Team:Mexico-UNAM-CINVESTAV/Project/Cold shock response



Escherichia coli shows a mechanism denominated Cold Shock Response

All organisms have different mechanisms in order to adapt to variable temperatures. Escherichia coli shows a mechanism denominated Cold Shock Response, which is important since at low temperatures the production of cytoplasmic proteins becomes blocked and E. coli cannot grow (Yamanaka; 1999).

The cold shock response (CSR) consists in expressing a specific set of proteins called cold shock proteins (Csp’s) to overcome this translational block. The cold shock protein A (cspA), which is the one we will use, because it is the most studied protein in the family, has tree control processes. The first control point is the auto regulation system Cold Box related to the cold shock protein. The second one is the 5’UTR mRNA region capability to become unstable at 37ºC. The last one is at translation level with the two ribosomes binding sites and an anti-DB sequence in the ribosome which allow to synthesize proteins at 15ºC or a little less (Yamanaka; 1999). A natural question is how the expression of csp’s genes is enabled while the synthesis of most cytoplasm proteins is blocked. First, the cspA mRNA transcription is constitutive both at 37°C and 15°C, but the cold shock proteins expression is only present at low temperatures. This means that the mRNA is synthesized but the expression of proteins depends on the cspA mRNA sequence factors:

Promoter- cold box - 5’UTR - SD -DB

Promoter: The promoter consists of 50 bases. This promoter is active at both 37ºC and 15ºC but is more efficient at 15ºC than other promoters because it has an important UP element AT-rich that is reported to be recognized by the subunit of RNA polymerase and which give it a high promoter activity.

Cold box: Is an important region of the 5’ UTR region, which may form a stable stem-loop structure and is implicated in the auto regulation of the cspA system.

5’ UTR: Is a region that consists of essentially 159 bases and is downstream the promoter. This region make the cspA mRNA unstable at 37º C with an average half-life of less than 12 seconds, but more stable at 15°C with an average half-life of 20 minutes and improve the translation at low temperature. Here there is an RNAse cleavage site immediately upstream the Shine-Dalgarno sequence (see below) that is considered to be responsible for this unstable messenger stage.

Shine-Dalgarno (SD) sequence: Is a four-nucleotide sequence that the ribosome uses to bind the mRNA and is common to many messengers also the ones that we use in the IGEM competition. (AAGG)

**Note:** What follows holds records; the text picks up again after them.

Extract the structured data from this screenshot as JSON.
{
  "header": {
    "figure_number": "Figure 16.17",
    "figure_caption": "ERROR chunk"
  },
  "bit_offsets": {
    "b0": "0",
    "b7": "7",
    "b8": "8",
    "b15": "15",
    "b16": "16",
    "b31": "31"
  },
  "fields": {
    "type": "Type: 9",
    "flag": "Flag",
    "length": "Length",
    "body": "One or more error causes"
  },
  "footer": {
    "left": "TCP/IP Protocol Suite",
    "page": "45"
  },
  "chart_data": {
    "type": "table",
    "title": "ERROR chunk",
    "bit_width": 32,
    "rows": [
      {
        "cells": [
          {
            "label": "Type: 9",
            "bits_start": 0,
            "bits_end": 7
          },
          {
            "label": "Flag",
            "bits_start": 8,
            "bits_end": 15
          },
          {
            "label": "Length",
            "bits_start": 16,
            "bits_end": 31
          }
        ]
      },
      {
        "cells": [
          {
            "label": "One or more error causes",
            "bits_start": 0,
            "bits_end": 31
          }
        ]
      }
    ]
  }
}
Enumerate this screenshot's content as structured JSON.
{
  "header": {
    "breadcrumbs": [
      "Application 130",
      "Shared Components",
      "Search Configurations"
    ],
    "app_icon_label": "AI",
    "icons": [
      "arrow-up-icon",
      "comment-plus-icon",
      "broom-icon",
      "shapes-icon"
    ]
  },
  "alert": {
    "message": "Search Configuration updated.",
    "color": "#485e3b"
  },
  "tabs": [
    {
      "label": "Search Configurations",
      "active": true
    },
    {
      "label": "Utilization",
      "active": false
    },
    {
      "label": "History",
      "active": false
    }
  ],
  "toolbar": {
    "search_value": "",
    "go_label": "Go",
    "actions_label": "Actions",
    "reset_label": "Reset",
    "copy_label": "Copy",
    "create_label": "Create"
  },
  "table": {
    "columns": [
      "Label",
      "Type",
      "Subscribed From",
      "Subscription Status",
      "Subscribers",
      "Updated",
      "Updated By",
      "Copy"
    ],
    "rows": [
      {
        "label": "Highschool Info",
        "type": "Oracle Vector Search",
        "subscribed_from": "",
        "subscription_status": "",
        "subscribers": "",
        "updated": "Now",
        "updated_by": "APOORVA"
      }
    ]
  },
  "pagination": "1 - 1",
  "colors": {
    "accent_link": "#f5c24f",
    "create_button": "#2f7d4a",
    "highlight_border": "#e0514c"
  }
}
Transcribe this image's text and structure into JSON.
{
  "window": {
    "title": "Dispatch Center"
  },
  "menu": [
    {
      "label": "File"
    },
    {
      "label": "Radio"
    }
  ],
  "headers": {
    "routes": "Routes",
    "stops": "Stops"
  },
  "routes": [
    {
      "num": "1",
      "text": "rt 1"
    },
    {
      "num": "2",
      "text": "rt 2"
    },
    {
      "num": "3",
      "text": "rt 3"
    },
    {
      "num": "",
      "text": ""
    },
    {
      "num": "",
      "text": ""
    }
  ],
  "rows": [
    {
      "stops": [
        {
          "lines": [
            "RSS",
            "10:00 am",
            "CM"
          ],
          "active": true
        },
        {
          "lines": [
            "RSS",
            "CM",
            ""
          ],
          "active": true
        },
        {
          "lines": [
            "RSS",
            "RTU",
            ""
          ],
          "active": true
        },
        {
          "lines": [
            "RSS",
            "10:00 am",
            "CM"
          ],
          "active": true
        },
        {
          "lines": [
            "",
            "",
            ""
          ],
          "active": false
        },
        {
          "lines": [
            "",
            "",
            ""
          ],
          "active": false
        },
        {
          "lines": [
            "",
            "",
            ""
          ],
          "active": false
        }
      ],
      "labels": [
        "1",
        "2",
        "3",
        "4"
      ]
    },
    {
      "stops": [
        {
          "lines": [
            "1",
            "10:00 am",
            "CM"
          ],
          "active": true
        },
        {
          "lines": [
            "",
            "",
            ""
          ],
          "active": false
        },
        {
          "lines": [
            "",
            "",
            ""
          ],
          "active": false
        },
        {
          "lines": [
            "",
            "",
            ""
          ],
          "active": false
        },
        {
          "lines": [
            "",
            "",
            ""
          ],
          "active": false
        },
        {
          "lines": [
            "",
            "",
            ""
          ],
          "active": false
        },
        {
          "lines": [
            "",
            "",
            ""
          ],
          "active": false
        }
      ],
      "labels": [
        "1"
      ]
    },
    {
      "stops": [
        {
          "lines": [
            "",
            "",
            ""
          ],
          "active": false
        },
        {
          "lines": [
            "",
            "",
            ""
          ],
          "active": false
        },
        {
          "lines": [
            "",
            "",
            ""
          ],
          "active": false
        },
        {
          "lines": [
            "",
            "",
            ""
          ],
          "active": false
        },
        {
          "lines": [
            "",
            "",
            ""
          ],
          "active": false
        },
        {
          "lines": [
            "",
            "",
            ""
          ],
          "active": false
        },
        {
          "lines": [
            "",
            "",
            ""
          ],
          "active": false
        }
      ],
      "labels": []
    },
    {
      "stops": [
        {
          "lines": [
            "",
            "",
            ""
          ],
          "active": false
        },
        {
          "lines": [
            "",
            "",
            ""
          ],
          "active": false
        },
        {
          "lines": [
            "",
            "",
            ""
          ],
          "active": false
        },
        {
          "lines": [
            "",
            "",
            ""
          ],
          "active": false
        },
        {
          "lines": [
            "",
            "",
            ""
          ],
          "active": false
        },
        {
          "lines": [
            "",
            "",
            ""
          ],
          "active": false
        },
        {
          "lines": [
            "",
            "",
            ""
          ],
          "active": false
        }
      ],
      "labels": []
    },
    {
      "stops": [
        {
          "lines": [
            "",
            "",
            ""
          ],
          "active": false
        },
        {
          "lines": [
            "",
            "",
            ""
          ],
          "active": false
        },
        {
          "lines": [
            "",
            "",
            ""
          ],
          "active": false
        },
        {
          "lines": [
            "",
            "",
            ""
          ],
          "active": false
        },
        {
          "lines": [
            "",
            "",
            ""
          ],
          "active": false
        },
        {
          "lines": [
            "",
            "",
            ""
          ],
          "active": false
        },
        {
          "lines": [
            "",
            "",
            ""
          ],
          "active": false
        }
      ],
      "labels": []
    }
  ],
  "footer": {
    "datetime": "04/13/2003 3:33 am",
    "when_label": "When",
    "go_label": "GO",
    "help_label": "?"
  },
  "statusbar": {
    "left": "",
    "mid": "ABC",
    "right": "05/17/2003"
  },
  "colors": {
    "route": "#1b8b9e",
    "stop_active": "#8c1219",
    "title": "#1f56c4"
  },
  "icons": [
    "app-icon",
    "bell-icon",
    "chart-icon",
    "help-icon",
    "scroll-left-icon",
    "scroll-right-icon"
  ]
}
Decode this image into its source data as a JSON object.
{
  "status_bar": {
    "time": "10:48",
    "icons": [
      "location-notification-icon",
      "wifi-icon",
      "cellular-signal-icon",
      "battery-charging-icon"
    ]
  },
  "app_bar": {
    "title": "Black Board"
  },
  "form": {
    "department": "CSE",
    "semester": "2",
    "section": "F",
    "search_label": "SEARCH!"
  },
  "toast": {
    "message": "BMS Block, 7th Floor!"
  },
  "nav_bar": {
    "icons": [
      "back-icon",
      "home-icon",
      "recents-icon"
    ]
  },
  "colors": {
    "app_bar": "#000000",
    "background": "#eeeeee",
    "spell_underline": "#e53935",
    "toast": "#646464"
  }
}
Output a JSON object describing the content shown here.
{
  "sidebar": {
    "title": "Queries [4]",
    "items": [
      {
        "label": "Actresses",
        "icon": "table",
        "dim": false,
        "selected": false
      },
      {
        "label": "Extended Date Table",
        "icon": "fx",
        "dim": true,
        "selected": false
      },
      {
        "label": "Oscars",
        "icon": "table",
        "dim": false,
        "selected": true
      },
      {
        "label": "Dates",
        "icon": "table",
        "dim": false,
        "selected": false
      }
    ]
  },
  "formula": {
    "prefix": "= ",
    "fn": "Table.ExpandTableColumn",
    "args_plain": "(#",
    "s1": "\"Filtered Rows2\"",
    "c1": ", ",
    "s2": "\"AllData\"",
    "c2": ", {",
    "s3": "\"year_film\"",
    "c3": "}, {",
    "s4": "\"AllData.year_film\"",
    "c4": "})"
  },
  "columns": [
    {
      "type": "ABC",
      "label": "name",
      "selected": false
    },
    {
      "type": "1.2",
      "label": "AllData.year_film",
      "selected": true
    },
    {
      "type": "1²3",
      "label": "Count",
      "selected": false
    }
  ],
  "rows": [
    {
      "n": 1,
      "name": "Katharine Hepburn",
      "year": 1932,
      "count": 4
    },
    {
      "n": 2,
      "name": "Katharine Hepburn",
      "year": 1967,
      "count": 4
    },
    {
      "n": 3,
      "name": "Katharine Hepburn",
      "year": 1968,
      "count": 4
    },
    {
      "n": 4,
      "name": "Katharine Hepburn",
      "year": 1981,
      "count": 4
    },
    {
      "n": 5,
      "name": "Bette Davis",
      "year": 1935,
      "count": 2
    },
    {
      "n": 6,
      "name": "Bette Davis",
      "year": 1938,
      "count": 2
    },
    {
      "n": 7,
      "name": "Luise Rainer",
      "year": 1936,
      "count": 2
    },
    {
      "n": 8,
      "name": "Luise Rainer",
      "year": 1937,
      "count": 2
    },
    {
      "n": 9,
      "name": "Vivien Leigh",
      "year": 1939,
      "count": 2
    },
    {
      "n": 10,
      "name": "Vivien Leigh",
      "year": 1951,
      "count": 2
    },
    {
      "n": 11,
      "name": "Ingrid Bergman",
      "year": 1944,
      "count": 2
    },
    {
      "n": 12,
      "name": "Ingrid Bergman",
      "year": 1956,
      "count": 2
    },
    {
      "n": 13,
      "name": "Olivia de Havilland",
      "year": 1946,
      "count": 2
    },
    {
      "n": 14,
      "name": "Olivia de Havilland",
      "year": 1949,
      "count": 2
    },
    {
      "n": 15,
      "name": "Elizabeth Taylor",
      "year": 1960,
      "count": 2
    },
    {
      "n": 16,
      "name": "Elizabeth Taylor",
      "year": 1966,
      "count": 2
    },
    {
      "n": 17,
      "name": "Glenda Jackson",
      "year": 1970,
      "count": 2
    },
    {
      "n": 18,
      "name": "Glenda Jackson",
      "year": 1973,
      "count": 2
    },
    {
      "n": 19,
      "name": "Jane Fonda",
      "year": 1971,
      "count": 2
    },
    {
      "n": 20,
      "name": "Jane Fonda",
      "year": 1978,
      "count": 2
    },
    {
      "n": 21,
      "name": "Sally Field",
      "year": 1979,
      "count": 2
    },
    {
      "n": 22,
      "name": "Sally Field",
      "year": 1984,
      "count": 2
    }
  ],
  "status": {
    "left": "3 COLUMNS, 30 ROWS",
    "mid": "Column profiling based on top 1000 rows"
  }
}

DB sequence: a fourteen nucleotide sequence that is in the mRNA and complementary to a region found in the 16S rRNA named anti-DB sequence, which provides good translation at low temperature because it functions as an extra messenger ribosome binding site. In this way the ribosome can anchor the SD sequence and the DB sequence as a two ribosome-binding site to permit a great cleavage between the ribosome and the messenger. (Yamanaka; 1999) (Baneyx and Mujacic; 2002)

Taken from Taken from Horn G, Hofweber R, Kremer W, Kalbitzer HR (2007) Structure and function of bacterial cold shock proteins. Cell Mol Life Sci 64: 1457–1470
Also the cell has many other proteins that are involved in the protein, DNA or RNA stabilization at low temperatures: RecA, which is involved in recombination and induction of the cold shock response; H-NS, a nucleotide-associated DNA-binding protein, which is required for optimal growth at low temperature; GyrA, the subunit of the topoisomerase DNA gyrase, which helps to uncoil the double helix of the DNA; NusA, which is involved in termination of transcription; PNP, which is an exoribonuclease; and Hsc66, a Hsp70 homologue to cold (Thieringer, et al; 1998) (Yamanaka; 1999).

Evidence indicates that the CSIP's express only when the cold shock occurs. Their presence decreases as the growth phase gets closer and then is minimal again when the growth phase begins. In the case of non-CSIP's, the expression is normal at physiological temperature. As soon as temperature downshifts the expression decreases and stays low in the acclimation phase. When the growth phase starts the non-CSIP's increase their expression but stay at a low rate (Horn et al.; 2007)

Baneyx, François and Mujacic, Mirna; (2002); Cold-Inducible Promoters for Heterologous Protein Expression; from Methods in Molecular Biology; Vol. 205 Humana Press Inc.[1]

Horn G., et al.; (2007); Structure and function of bacterial cold shock proteins; Cellular and Molecular Life Sciences; Vol. 64 p. 1457 – 1470

Thieringer A. Heather, Pamela G. Jones, and Masayori Inouye; (1998); Cold Shock and Adaptation; Bio Essays 20.1: 40-57[2]

Yamanaka, Kunitoshi; (1999); Cold Shock Response in Escherichia coli; Journal of Molecular and Microbiological Biotechnology 1(2): 193-202[3]